Airfares and ferry tickets were both too expensive for us to just shoot up to
look around. Fortunately, I have plenty of friends in Anchorage and have spent
a good amount of time there in the past. My girlfriend's sister also lived there
for three years, so my girlfriend has probably spent more time there than I
have. We both love the amazing playground that is Alaska, but were we ready
to pack up and move there? Not quite.
Option 3. With options one and two not looking promising, we plotted
a northern return route that would bring us through a number of good towns,
including Winthrop, WA and Bozeman, MT on our way back to Utah. We also knew
that we had to be in Maine by September 1st for a friend's wedding, so we decided
that we would return to Utah via this northern route, leave our stuff in storage,
and then fly back to New England a couple of weeks early to do some exploring.
With that settled, we figured that we had about three weeks to get back to
Utah. This was more time than we needed, so we figured that even if we couldn't
move to Canada, we could at least visit for a little while. We quickly planned
a week-long side trip going first to the Vancouver/Whistler area, then out to
Vancouver Island, then taking a ferry back down to the San Juan Islands, then
coming back to mainland Washington. I won't spend too much time writing about
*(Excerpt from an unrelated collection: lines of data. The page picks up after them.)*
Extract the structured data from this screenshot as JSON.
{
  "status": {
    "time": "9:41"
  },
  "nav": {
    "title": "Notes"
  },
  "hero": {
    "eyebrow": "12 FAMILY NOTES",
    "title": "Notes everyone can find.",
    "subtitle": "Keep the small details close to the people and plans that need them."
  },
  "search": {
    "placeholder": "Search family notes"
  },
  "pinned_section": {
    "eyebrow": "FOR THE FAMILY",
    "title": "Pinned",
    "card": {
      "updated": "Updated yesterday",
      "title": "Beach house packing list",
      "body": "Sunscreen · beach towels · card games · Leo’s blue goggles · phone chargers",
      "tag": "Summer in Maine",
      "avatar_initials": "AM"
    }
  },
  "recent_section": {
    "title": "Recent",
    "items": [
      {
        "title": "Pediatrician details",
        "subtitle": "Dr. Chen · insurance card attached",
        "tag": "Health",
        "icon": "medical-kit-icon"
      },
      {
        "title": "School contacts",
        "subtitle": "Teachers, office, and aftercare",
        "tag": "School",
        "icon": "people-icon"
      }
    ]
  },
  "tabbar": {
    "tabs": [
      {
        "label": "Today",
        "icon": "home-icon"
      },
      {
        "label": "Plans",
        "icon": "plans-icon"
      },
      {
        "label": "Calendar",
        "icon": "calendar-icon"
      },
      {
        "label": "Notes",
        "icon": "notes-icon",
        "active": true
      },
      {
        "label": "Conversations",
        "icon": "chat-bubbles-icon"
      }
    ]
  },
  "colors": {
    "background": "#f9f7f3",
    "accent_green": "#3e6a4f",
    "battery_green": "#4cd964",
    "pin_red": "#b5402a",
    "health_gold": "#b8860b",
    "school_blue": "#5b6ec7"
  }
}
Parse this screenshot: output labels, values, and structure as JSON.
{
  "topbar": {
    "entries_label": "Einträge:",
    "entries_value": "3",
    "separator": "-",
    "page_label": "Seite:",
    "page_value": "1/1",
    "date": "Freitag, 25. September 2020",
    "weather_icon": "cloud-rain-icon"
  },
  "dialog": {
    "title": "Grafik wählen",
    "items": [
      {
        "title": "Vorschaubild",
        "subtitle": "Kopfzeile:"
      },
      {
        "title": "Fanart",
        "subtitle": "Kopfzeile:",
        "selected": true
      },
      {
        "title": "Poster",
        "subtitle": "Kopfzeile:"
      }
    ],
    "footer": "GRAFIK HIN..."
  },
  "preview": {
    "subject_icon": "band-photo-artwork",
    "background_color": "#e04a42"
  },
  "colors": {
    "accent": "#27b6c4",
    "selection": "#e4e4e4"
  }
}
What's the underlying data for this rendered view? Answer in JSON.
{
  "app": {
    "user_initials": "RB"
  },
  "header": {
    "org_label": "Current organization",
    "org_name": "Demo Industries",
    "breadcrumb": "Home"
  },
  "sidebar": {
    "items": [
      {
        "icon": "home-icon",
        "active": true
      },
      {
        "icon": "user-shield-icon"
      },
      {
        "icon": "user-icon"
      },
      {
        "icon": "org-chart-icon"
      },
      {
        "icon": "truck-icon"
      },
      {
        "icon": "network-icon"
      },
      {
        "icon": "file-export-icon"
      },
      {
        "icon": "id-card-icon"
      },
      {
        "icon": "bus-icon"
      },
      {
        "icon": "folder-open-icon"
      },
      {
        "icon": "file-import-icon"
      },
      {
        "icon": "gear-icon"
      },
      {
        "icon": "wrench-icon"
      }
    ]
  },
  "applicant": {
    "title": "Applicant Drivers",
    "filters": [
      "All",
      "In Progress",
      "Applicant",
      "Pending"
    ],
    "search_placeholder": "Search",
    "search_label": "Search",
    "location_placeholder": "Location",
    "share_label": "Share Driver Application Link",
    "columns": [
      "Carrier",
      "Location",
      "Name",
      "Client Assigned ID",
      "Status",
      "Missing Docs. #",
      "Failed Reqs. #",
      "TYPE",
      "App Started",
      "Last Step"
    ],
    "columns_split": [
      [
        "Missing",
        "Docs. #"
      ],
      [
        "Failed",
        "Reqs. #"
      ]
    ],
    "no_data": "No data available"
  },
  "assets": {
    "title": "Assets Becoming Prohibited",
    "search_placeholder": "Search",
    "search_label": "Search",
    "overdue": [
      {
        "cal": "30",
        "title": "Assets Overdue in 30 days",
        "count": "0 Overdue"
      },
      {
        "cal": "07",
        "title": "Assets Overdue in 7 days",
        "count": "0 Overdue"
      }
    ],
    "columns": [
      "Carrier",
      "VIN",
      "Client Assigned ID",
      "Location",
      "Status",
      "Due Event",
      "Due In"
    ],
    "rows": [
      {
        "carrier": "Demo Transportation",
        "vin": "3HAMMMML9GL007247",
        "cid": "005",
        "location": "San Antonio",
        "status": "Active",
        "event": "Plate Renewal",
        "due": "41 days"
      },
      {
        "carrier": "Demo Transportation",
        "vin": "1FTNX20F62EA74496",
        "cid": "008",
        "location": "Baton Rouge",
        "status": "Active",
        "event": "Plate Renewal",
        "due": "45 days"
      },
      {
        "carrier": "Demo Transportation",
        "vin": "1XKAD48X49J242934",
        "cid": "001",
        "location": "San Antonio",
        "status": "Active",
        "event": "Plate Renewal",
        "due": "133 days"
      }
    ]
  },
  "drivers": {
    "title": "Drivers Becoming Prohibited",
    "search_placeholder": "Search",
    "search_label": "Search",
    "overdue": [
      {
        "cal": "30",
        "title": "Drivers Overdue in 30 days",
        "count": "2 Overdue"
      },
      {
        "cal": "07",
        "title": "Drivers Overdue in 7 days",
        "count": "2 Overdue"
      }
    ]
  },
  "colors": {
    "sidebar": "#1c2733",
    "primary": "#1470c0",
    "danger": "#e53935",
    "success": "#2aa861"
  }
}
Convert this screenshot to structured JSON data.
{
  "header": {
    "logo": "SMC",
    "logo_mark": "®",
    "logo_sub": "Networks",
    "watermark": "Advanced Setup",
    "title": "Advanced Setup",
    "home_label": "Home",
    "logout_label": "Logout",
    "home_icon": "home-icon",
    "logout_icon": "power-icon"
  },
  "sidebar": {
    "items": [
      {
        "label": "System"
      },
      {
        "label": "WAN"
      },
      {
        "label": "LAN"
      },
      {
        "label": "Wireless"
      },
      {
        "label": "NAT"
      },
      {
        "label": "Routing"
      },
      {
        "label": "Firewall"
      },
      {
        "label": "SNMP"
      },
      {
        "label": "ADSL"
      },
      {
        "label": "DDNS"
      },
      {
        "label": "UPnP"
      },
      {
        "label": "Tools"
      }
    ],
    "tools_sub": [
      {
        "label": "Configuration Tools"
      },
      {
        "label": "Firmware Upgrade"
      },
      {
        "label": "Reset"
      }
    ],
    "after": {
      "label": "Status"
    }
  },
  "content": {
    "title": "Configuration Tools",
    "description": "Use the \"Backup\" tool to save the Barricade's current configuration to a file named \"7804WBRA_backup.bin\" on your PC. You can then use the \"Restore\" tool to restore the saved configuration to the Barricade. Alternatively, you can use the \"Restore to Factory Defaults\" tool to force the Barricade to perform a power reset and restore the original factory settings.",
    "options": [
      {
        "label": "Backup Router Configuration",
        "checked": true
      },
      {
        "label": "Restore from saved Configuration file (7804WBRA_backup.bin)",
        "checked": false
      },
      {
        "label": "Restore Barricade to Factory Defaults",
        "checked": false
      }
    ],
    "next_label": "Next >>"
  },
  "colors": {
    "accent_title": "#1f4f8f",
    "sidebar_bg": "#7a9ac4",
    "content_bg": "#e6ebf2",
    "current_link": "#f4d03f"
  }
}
this side trip, instead I will give you a quick run-down and show lots of pictures.
After crossing the border, we drove past Vancouver towards Whistler, where
we found a great campsite at a secluded lake near Squamish, BC. Squamish is
about halfway between Vancouver and Whistler (1/2 hour from both). It is, in
my opinion, one of the coolest places in the world. It is right near the ocean,
with tons of xc skiing, climbing, hiking, lakes, and beautiful scenery. The
only problem is that because of the combination of huge mountains and ocean,
the weather can be foggy and wet a lot. And the fact that it is in Canada (bad
for me, but great for Canadians!). We went on a great hike up Whistler Mountain
and also wandered around the resort base, which is everything that Park City
wishes it was. Sure it is all touristy, but at least they designed it well.
They also had one lift still open for skiing on July 28th!
Hiking in Whistler
From there we spent a day in Vancouver, which was less impressive that I had
hoped. From all I had heard, I had expectations of the world's perfect city.
And looking back I think it is a great city, but it was bigger than I expected
and that caught me off guard. I guess I was expecting Portland North. Stanley
Park was wonderful, and you can't argue with the fact that Vancouver is surrounded
by some great places.
Then we took the ferry to Vancouver Island for a couple days of sightseeing.
They have good xc skiing on Vancouver Island, but we didn't try to find any
A swimming hole we found on Vancouver Island
The view from our campground on Vancouver Island
Then it was on to the San Juan Islands where we went hiking, mountain biking
(some excellent mountain biking on Orcas Island in Moran State Park) and had
the highlight of the trip, which was arriving at the right place at the right
time in order to see 80 (!) Orcas swim by in one big pod. It was amazing – they
came within 25 feet of where we were standing on shore.
the Orcas gave us quite a show
After the San Juans, we took a ferry back to the mainland and made our way across
Washington through North Cascades National Park.
North Cascades National Park
On the way into North Cascades National Park, we stopped at an organic Blueberry
Farm on the side of the road. I bought a blueberry shake and a pint of fresh
blueberries. I can honestly say that I don't think I have ever tasted anything
so wonderful as the fresh blueberries mixed into the shake. I was in heaven.
It was so good I made my girlfriend stop the car and take a picture of me with
my shake so I could remember it. (I should probably mention that I love blueberries.
Blueberry was, in fact, my first word as a baby. Yep, three syllables. I told
you I love 'em) But I digress…
Me, in blueberry heaven. Yes I know this is not normal.
As you descend to the east from the North Cascades, you get dropped down into
the Methow Valley. I had never been to the Methow, but I had heard plenty about
the area and the amazing skiing and was anxious to see the place for myself.